__INSTRUCTIONS TO FOLLOW__. Once the pictures are set aside, copy the records below exactly as they stand.

__SUPPLIED INFORMATION__.
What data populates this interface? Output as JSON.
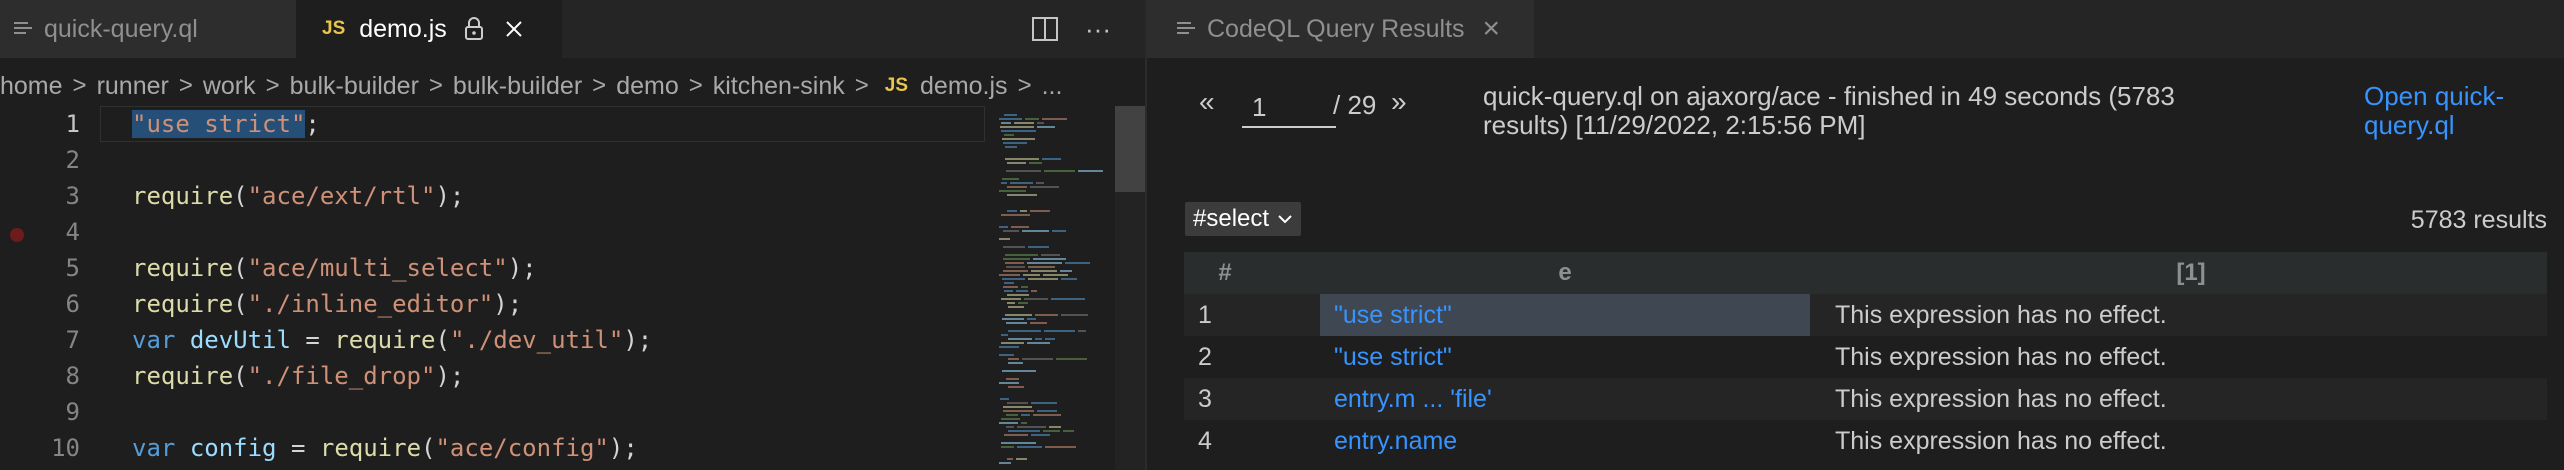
{
  "left_pane": {
    "tabs": [
      {
        "label": "quick-query.ql",
        "icon": "lines-icon",
        "active": false
      },
      {
        "label": "demo.js",
        "icon": "js-icon",
        "icon_text": "JS",
        "active": true
      }
    ],
    "toolbar": {
      "split_icon": "▯",
      "more_icon": "···"
    },
    "breadcrumb": [
      "home",
      "runner",
      "work",
      "bulk-builder",
      "bulk-builder",
      "demo",
      "kitchen-sink"
    ],
    "breadcrumb_file_icon": "JS",
    "breadcrumb_file": "demo.js",
    "breadcrumb_tail": "...",
    "breadcrumb_separator": ">",
    "editor": {
      "line_numbers": [
        "1",
        "2",
        "3",
        "4",
        "5",
        "6",
        "7",
        "8",
        "9",
        "10"
      ],
      "lines": {
        "l1_str": "\"use strict\"",
        "l1_tail": ";",
        "l3_fn": "require",
        "l3_open": "(",
        "l3_str": "\"ace/ext/rtl\"",
        "l3_close": ");",
        "l5_fn": "require",
        "l5_open": "(",
        "l5_str": "\"ace/multi_select\"",
        "l5_close": ");",
        "l6_fn": "require",
        "l6_open": "(",
        "l6_str": "\"./inline_editor\"",
        "l6_close": ");",
        "l7_kw": "var",
        "l7_var": "devUtil",
        "l7_eq": " = ",
        "l7_fn": "require",
        "l7_open": "(",
        "l7_str": "\"./dev_util\"",
        "l7_close": ");",
        "l8_fn": "require",
        "l8_open": "(",
        "l8_str": "\"./file_drop\"",
        "l8_close": ");",
        "l10_kw": "var",
        "l10_var": "config",
        "l10_eq": " = ",
        "l10_fn": "require",
        "l10_open": "(",
        "l10_str": "\"ace/config\"",
        "l10_close": ");"
      }
    }
  },
  "right_pane": {
    "tab": {
      "label": "CodeQL Query Results",
      "icon": "lines-icon",
      "close": "×"
    },
    "pager": {
      "prev": "«",
      "page": "1",
      "total": "/ 29",
      "next": "»"
    },
    "summary": "quick-query.ql on ajaxorg/ace - finished in 49 seconds (5783 results) [11/29/2022, 2:15:56 PM]",
    "open_link": "Open quick-query.ql",
    "select_label": "#select",
    "result_count": "5783 results",
    "table": {
      "headers": [
        "#",
        "e",
        "[1]"
      ],
      "rows": [
        {
          "num": "1",
          "expr": "\"use strict\"",
          "msg": "This expression has no effect."
        },
        {
          "num": "2",
          "expr": "\"use strict\"",
          "msg": "This expression has no effect."
        },
        {
          "num": "3",
          "expr": "entry.m ...  'file'",
          "msg": "This expression has no effect."
        },
        {
          "num": "4",
          "expr": "entry.name",
          "msg": "This expression has no effect."
        }
      ]
    }
  },
  "colors": {
    "string": "#ce9178",
    "function": "#dcdcaa",
    "keyword": "#569cd6",
    "variable": "#9cdcfe",
    "link": "#3794ff",
    "selection": "#264f78"
  }
}
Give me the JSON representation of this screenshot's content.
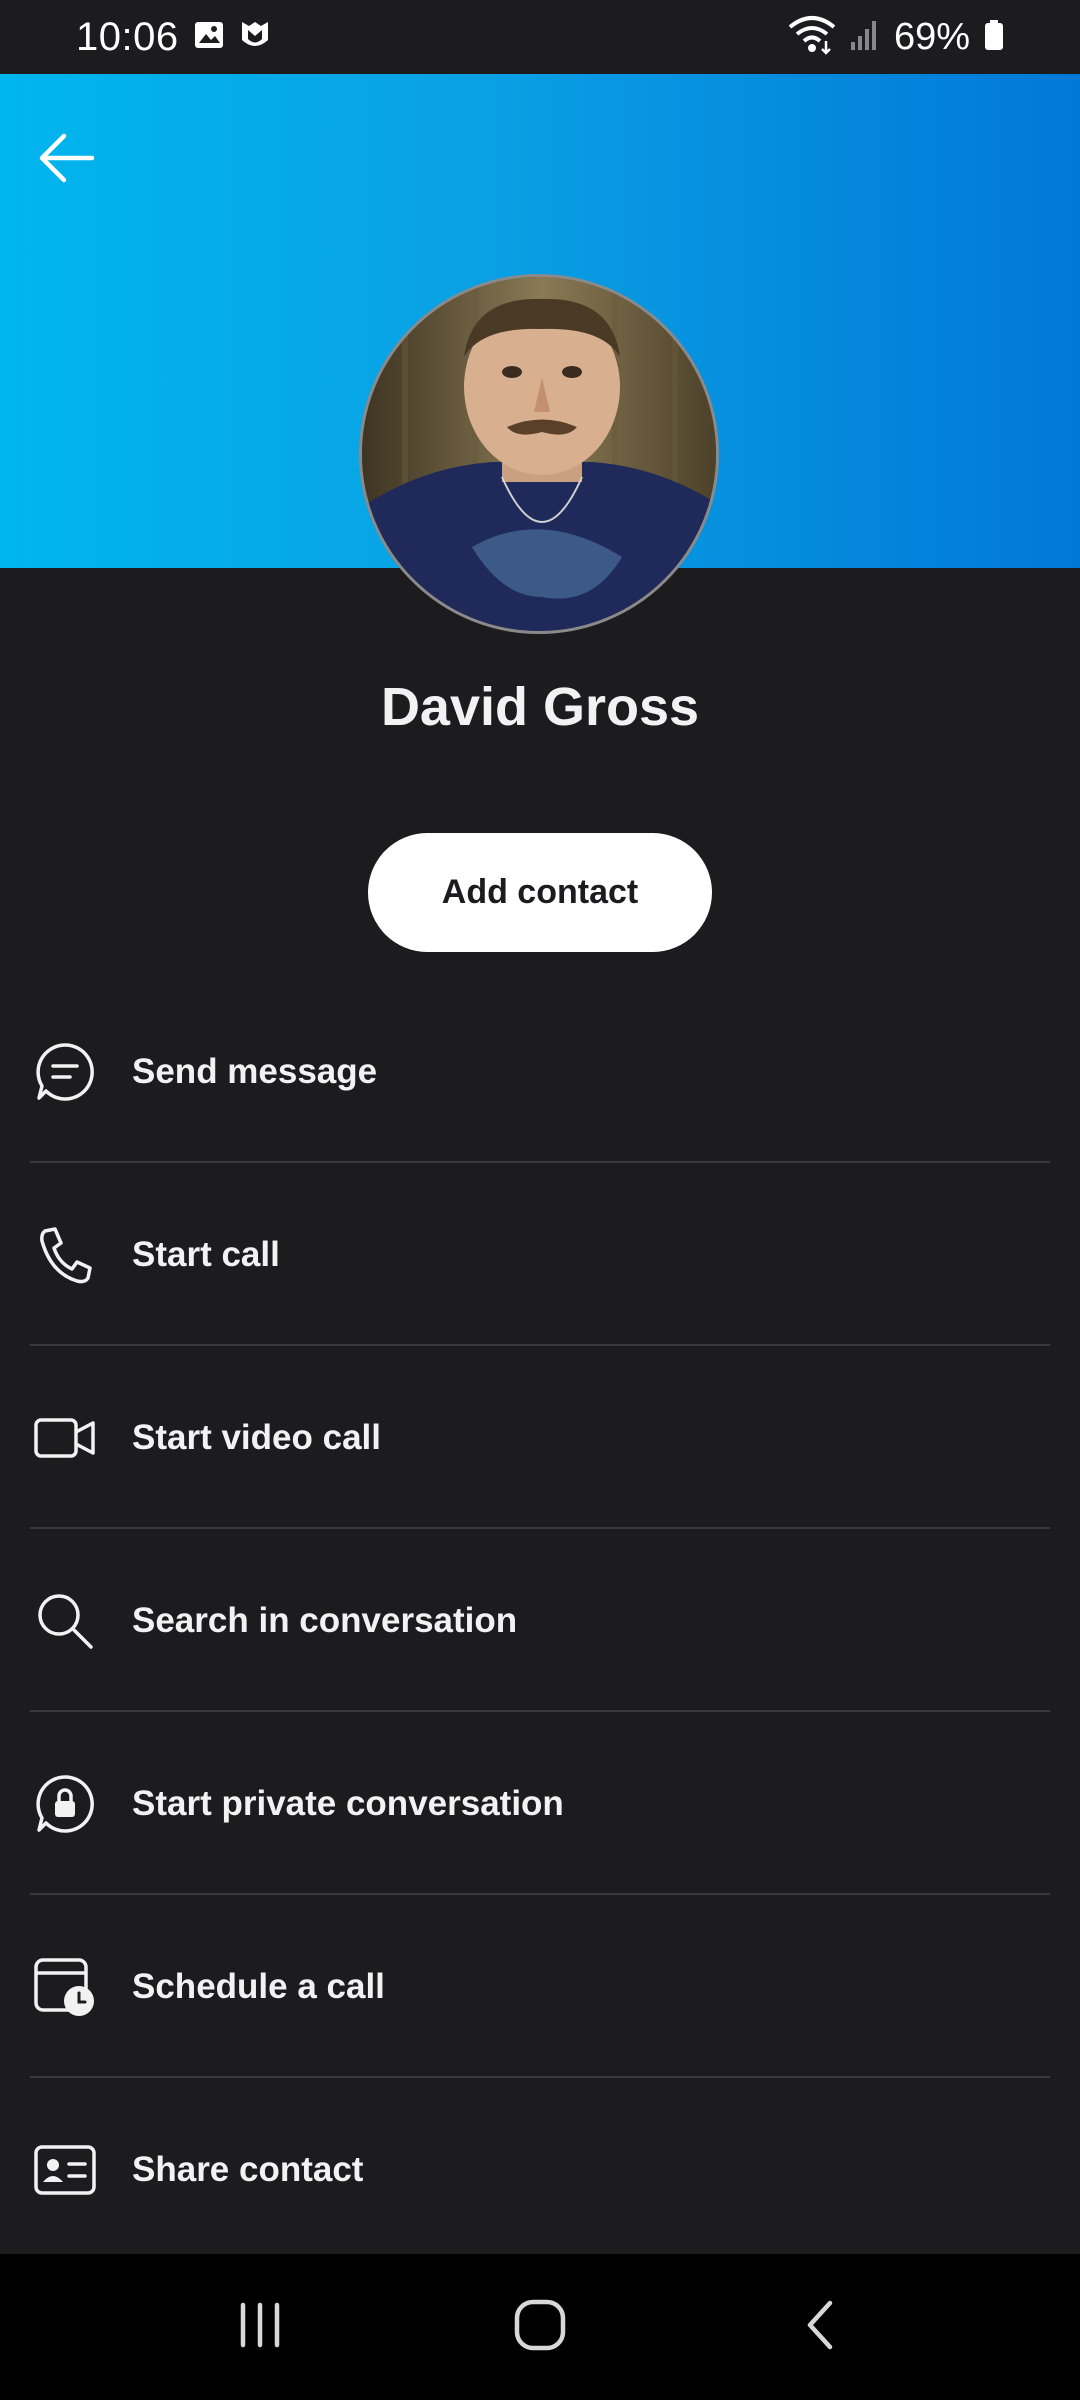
{
  "status_bar": {
    "time": "10:06",
    "battery": "69%"
  },
  "contact": {
    "name": "David Gross"
  },
  "add_contact_label": "Add contact",
  "actions": [
    {
      "label": "Send message",
      "icon": "message-icon"
    },
    {
      "label": "Start call",
      "icon": "phone-icon"
    },
    {
      "label": "Start video call",
      "icon": "video-icon"
    },
    {
      "label": "Search in conversation",
      "icon": "search-icon"
    },
    {
      "label": "Start private conversation",
      "icon": "lock-chat-icon"
    },
    {
      "label": "Schedule a call",
      "icon": "calendar-clock-icon"
    },
    {
      "label": "Share contact",
      "icon": "contact-card-icon"
    }
  ],
  "colors": {
    "header_gradient_start": "#00b6ee",
    "header_gradient_end": "#0078d7",
    "background": "#1c1c1e",
    "divider": "#3a3a3c"
  }
}
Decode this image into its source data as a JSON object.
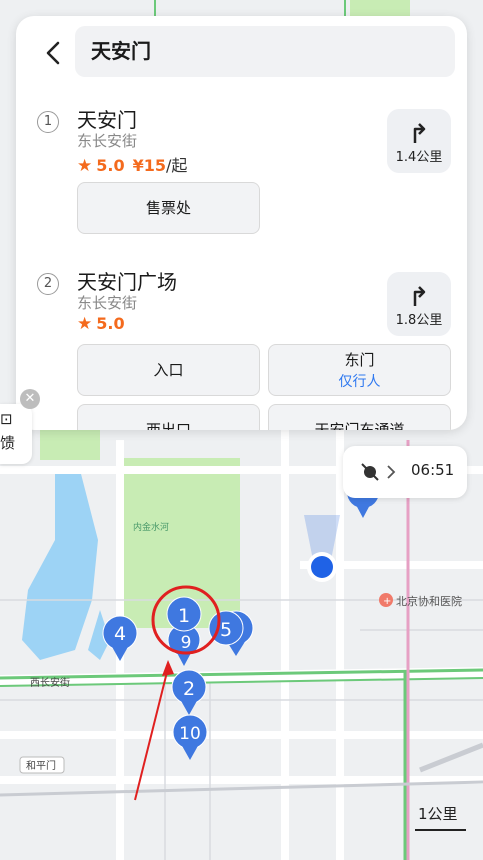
{
  "search": {
    "query": "天安门"
  },
  "results": [
    {
      "index": "1",
      "name": "天安门",
      "address": "东长安街",
      "rating": "5.0",
      "price": "¥15",
      "price_unit": "/起",
      "distance": "1.4公里",
      "buttons": [
        {
          "label": "售票处",
          "sub": ""
        }
      ]
    },
    {
      "index": "2",
      "name": "天安门广场",
      "address": "东长安街",
      "rating": "5.0",
      "distance": "1.8公里",
      "buttons": [
        {
          "label": "入口",
          "sub": ""
        },
        {
          "label": "东门",
          "sub": "仅行人"
        },
        {
          "label": "西出口",
          "sub": ""
        },
        {
          "label": "天安门东通道",
          "sub": ""
        }
      ]
    }
  ],
  "map": {
    "time": "06:51",
    "poi_hospital": "北京协和医院",
    "road_west_changan": "西长安街",
    "road_heping": "和平门",
    "park_label": "内金水河",
    "side_chip_text": "馈",
    "scale_label": "1公里",
    "markers": [
      "1",
      "9",
      "5",
      "4",
      "2",
      "10",
      "6"
    ]
  },
  "colors": {
    "marker": "#3f78e0",
    "accent": "#2e78f0",
    "rating": "#f46a1d",
    "annotation": "#e02020"
  }
}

__PROBLEM SOLUTION__.
What data populates this interface? Output as JSON.
{
  "left_pane": {
    "tabs": [
      {
        "label": "quick-query.ql",
        "icon": "lines-icon",
        "active": false
      },
      {
        "label": "demo.js",
        "icon": "js-icon",
        "icon_text": "JS",
        "active": true
      }
    ],
    "toolbar": {
      "split_icon": "▯",
      "more_icon": "···"
    },
    "breadcrumb": [
      "home",
      "runner",
      "work",
      "bulk-builder",
      "bulk-builder",
      "demo",
      "kitchen-sink"
    ],
    "breadcrumb_file_icon": "JS",
    "breadcrumb_file": "demo.js",
    "breadcrumb_tail": "...",
    "breadcrumb_separator": ">",
    "editor": {
      "line_numbers": [
        "1",
        "2",
        "3",
        "4",
        "5",
        "6",
        "7",
        "8",
        "9",
        "10"
      ],
      "lines": {
        "l1_str": "\"use strict\"",
        "l1_tail": ";",
        "l3_fn": "require",
        "l3_open": "(",
        "l3_str": "\"ace/ext/rtl\"",
        "l3_close": ");",
        "l5_fn": "require",
        "l5_open": "(",
        "l5_str": "\"ace/multi_select\"",
        "l5_close": ");",
        "l6_fn": "require",
        "l6_open": "(",
        "l6_str": "\"./inline_editor\"",
        "l6_close": ");",
        "l7_kw": "var",
        "l7_var": "devUtil",
        "l7_eq": " = ",
        "l7_fn": "require",
        "l7_open": "(",
        "l7_str": "\"./dev_util\"",
        "l7_close": ");",
        "l8_fn": "require",
        "l8_open": "(",
        "l8_str": "\"./file_drop\"",
        "l8_close": ");",
        "l10_kw": "var",
        "l10_var": "config",
        "l10_eq": " = ",
        "l10_fn": "require",
        "l10_open": "(",
        "l10_str": "\"ace/config\"",
        "l10_close": ");"
      }
    }
  },
  "right_pane": {
    "tab": {
      "label": "CodeQL Query Results",
      "icon": "lines-icon",
      "close": "×"
    },
    "pager": {
      "prev": "«",
      "page": "1",
      "total": "/ 29",
      "next": "»"
    },
    "summary": "quick-query.ql on ajaxorg/ace - finished in 49 seconds (5783 results) [11/29/2022, 2:15:56 PM]",
    "open_link": "Open quick-query.ql",
    "select_label": "#select",
    "result_count": "5783 results",
    "table": {
      "headers": [
        "#",
        "e",
        "[1]"
      ],
      "rows": [
        {
          "num": "1",
          "expr": "\"use strict\"",
          "msg": "This expression has no effect."
        },
        {
          "num": "2",
          "expr": "\"use strict\"",
          "msg": "This expression has no effect."
        },
        {
          "num": "3",
          "expr": "entry.m ...  'file'",
          "msg": "This expression has no effect."
        },
        {
          "num": "4",
          "expr": "entry.name",
          "msg": "This expression has no effect."
        }
      ]
    }
  },
  "colors": {
    "string": "#ce9178",
    "function": "#dcdcaa",
    "keyword": "#569cd6",
    "variable": "#9cdcfe",
    "link": "#3794ff",
    "selection": "#264f78"
  }
}
Give me the JSON representation of this screenshot's content.
{
  "status_bar": {
    "time": "10:06",
    "battery": "69%"
  },
  "contact": {
    "name": "David Gross"
  },
  "add_contact_label": "Add contact",
  "actions": [
    {
      "label": "Send message",
      "icon": "message-icon"
    },
    {
      "label": "Start call",
      "icon": "phone-icon"
    },
    {
      "label": "Start video call",
      "icon": "video-icon"
    },
    {
      "label": "Search in conversation",
      "icon": "search-icon"
    },
    {
      "label": "Start private conversation",
      "icon": "lock-chat-icon"
    },
    {
      "label": "Schedule a call",
      "icon": "calendar-clock-icon"
    },
    {
      "label": "Share contact",
      "icon": "contact-card-icon"
    }
  ],
  "colors": {
    "header_gradient_start": "#00b6ee",
    "header_gradient_end": "#0078d7",
    "background": "#1c1c1e",
    "divider": "#3a3a3c"
  }
}
Decode this image into its source data as a JSON object.
{
  "search": {
    "query": "天安门"
  },
  "results": [
    {
      "index": "1",
      "name": "天安门",
      "address": "东长安街",
      "rating": "5.0",
      "price": "¥15",
      "price_unit": "/起",
      "distance": "1.4公里",
      "buttons": [
        {
          "label": "售票处",
          "sub": ""
        }
      ]
    },
    {
      "index": "2",
      "name": "天安门广场",
      "address": "东长安街",
      "rating": "5.0",
      "distance": "1.8公里",
      "buttons": [
        {
          "label": "入口",
          "sub": ""
        },
        {
          "label": "东门",
          "sub": "仅行人"
        },
        {
          "label": "西出口",
          "sub": ""
        },
        {
          "label": "天安门东通道",
          "sub": ""
        }
      ]
    }
  ],
  "map": {
    "time": "06:51",
    "poi_hospital": "北京协和医院",
    "road_west_changan": "西长安街",
    "road_heping": "和平门",
    "park_label": "内金水河",
    "side_chip_text": "馈",
    "scale_label": "1公里",
    "markers": [
      "1",
      "9",
      "5",
      "4",
      "2",
      "10",
      "6"
    ]
  },
  "colors": {
    "marker": "#3f78e0",
    "accent": "#2e78f0",
    "rating": "#f46a1d",
    "annotation": "#e02020"
  }
}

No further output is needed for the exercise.